It’s been roughly two years since I built my original Hackintosh desktop computer and I decided earlier this year that the time was ripe for an upgrade. After considerable waffling on the exact components to get, I finally settled on an relatively high-end build largely based on the December CustoMac Buyer’s Guide that reused a few components from my original Hackintosh (case, power supply, and memory).
If you’re on a Mac with Windows installed via Bootcamp then you’ve no doubt noticed that the Bootcamp partition mounts as another drive when using OSX. I rarely needed access to the contents of my Bootcamp installation so I thought it’d be nice to prevent the partition from mounting at all on the Mac side of things. There’s a relatively easy way to achieve this using just a little bit of command line fiddling. The only thing you need is administrative rights on the computer.
The following is a record of the problems I encountered with my MacBook Pro (Early 2011) beginning in late August and hopefully culminating in a once-again functional laptop. I’m making an effort to document all of the steps I took in attempting to rectify the situation including my experience with the Apple Retail Store. I’ve had great experiences with the repair team at Apple Stores in the past and I hope this will continue the trend.
One of the biggest risks of immediately upgrading to a new operating system is the loss of functionality for vital programs. While developers will scramble to get their apps ready for the sweeping changes oft accompanied by an upgrade to an operating system, it is inevitable that bugs/quirks/errors will surface.
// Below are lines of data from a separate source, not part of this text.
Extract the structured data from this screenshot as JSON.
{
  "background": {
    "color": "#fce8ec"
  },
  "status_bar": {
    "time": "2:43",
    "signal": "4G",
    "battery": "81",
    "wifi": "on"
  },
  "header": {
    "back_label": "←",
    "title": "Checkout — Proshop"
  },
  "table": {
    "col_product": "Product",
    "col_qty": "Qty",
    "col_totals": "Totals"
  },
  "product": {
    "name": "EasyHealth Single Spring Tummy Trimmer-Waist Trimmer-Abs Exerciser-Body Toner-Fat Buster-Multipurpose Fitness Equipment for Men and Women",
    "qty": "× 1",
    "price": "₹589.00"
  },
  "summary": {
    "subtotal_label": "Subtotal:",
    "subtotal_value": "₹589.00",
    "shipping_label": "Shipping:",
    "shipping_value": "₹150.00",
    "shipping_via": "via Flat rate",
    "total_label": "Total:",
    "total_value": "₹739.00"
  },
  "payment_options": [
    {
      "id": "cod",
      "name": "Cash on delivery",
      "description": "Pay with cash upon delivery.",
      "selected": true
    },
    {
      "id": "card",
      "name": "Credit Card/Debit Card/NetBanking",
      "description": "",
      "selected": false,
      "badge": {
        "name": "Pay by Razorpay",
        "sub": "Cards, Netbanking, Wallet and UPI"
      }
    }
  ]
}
As an engineering graduate student, one of the programs I use quite frequently is MATLAB, which is built upon the X11 window system for the Apple OS environment. In the latest update to OS X, Apple decided to remove X11 in favor of an open-source development called XQuartz. What this means is that if you upgrade to Mountain Lion, MATLAB cannot run because X11 is no longer included in the operating system. While I’m sure many will complain about Apple’s apparent lack of support for one of the most commonly used technical programs, they did not truly abandon X11. Rather, they have provided development support to the XQuartz project which is effectively an updated version of X11 which was first included in Mac OS X 10.5.
The release of the latest Apple computer operating system OS X 10.8 ‘Mountain Lion’ has been a resounding success with over 3 million copies sold in less than four days. As with any system update, the Hackintosh community anxiously starts refreshing their favorite websites (TonyMacx86) in hopes of reading tales of successful installations before attempting it themselves. After installing the $20 update onto my laptop, I finally decided to give it a whirl on my Hackintosh. I used the Unibeast tool from the aforementioned TonyMacx86 community to create a bootable flash drive with the Mountain Lion installer. A typical installation would then simply require booting off the flash drive, selecting the installation drive, and then enjoying the new OS. Unfortunately, my graphics card (ATI Radeon HD 6870) has had issues with the installation process and requires a few extra steps to get everything working. Without these additional modifications, the installer hangs at the launch screen indefinitely. This fix should work for any ATI Radeon 6XXX card but I have only tried it on the 6870.
After about two months of using my new Hackintosh without any custom modifications, I decided I wanted to overclock my 3.3GHz Intel Core i5-2500K processor a little bit to see if I would notice a performance increase. However, in order to do this, the horribly inadequate stock Intel CPU cooler needed to be replaced. After a brief search online, I settled on the Cooler Master Hyper 212+ as a suitable replacement for my CPU cooling needs. After an excruciating two-day wait, the part finally came in and I began the installation process of this gargantuan new cooling unit that just barely fit into my case. The new heatsink offered easily 10x more surface area for heat dissipation, which drastically increased the cooling efficiency of the running CPU. With the stock cooler, I saw the CPU idling around 45-50C. In stark contrast, the overclocked system now idles around 35C.
In the weeks leading up to my winter break from classes, I decided I was going to build a gaming computer since I was tired of playing on my laptop. While I was originally planning on just building a beastly Windows machine, I realized it was now ridiculously easy to throw together parts to make a “Hackintosh,” or a computer running Mac OS X minus the Apple hardware and price. I spent several weeks researching the viability of the Hackintosh build, predominately on TonyMacX86, and selecting the components for my system. I ended up settling on the following list of hardware, rocking a SSD for my operating system and a regular HD for everything else.